**Supplied records**.
● ● ● ●
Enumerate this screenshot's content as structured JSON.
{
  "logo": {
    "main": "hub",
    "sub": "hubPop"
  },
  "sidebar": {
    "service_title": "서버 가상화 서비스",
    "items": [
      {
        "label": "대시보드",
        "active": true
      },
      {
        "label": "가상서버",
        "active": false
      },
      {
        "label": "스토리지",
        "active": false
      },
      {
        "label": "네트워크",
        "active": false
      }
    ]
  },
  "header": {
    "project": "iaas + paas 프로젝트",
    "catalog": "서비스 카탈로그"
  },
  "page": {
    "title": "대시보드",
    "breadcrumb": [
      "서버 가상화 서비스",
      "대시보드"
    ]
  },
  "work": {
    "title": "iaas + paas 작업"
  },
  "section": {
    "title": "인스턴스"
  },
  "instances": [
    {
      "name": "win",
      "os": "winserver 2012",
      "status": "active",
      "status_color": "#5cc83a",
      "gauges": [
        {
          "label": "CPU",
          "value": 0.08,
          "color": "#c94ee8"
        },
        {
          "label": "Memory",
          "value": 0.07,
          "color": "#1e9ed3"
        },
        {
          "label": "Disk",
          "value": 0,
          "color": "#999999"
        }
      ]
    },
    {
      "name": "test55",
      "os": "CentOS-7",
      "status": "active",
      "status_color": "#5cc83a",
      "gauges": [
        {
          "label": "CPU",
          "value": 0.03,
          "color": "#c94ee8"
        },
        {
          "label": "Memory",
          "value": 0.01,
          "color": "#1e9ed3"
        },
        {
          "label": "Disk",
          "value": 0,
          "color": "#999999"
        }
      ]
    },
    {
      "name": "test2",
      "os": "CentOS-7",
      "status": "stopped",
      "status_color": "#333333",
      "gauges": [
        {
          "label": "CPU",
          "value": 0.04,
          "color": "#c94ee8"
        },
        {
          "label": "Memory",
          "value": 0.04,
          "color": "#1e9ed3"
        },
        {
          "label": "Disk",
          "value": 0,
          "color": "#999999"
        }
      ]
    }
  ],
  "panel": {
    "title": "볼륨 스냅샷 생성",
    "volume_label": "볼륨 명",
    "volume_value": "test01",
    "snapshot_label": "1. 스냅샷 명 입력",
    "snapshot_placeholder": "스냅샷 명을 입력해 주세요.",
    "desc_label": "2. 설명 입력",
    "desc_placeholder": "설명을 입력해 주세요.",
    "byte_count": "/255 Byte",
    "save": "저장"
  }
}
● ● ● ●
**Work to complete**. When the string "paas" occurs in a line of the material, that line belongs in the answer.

**Finished task**.
    "project": "iaas + paas 프로젝트",
    "title": "iaas + paas 작업"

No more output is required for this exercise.